Before the game came out I was excited to dive into and be surrounded by the L.A. of the period, which often goes hand-in-hand with the film noire genre. Developer Team Bondi certainly has done a lot of work (maybe too much!) into recreating the city and the period, but I think a lot of that work isn't highlighted enough or made enticing for the player.

First of all, the fact that the film noire collectible film reels are so hidden in the game is a wasted opportunity for players to explore the environment. Out of everyone I've talked to who's beat the game, the most film reels any of them have found is two. That's two out of a possible fifty. I haven't found any – and I've even gone out of my way to look for them. To me, that low number signifies that they're just too hard to find. You should at least find some of them without even trying in order to set up a breadcrumb trail to make players want to hunt for the rest of them. But since they're so hard to find, I – like some of the players I've talked to – gave up. In contrast, the game does a good job with the locations, which give you a great sense of the city and its history.

I love all the period props, store fronts, signs, etc. that are in the game, and it would be great if the player could really get a good look at them with a first-person camera. Now, I know that installing a first-person camera actually requires a lot of work for the developers, so this is more of a wish list item than a criticism. Still, I often find myself wanting to stop and look into store fronts or survey my surroundings to check out the detail, but instead have to make due with the normal camera.

I like L.A. Noire, but not as much as I wanted to. I actually had to give up on the film reels halfway through, and resigned myself to the fact that I wasn't going to really get to play the game the way I had hoped. I wanted to really spend time meaningfully exploring the environment (and be rewarded for it), but given the lack of enticing gameplay peripheral to the story itself, the city itself feels a little shallow. I guess that's L.A. for you.

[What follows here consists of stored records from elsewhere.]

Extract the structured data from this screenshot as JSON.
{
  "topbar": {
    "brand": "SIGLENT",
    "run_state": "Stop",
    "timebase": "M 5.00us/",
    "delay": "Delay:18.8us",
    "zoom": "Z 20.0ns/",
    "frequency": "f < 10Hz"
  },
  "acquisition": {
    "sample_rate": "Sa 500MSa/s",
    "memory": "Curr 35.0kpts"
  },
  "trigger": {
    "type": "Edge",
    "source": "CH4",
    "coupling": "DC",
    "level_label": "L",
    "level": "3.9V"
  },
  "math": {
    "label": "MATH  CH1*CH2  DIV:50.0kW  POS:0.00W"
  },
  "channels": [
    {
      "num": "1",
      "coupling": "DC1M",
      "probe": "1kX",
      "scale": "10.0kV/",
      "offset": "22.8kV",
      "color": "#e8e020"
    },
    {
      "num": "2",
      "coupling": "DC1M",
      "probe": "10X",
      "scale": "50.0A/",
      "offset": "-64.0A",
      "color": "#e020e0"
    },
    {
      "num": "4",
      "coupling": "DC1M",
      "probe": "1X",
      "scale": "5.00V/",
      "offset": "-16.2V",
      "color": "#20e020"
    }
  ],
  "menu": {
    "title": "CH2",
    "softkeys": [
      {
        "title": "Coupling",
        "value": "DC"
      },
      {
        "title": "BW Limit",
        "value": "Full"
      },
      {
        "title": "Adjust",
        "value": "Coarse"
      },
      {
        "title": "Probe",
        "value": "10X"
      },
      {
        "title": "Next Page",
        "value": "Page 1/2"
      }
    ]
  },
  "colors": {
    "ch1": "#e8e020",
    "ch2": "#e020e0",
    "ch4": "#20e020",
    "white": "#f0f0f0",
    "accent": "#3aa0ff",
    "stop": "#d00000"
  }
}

[Note: Thanks to reader Andrew Toney who correctly pointed out that there are 50 reels in the game, not 100 as I originally wrote. Blog edited correctly on July 7, 5:30 pm]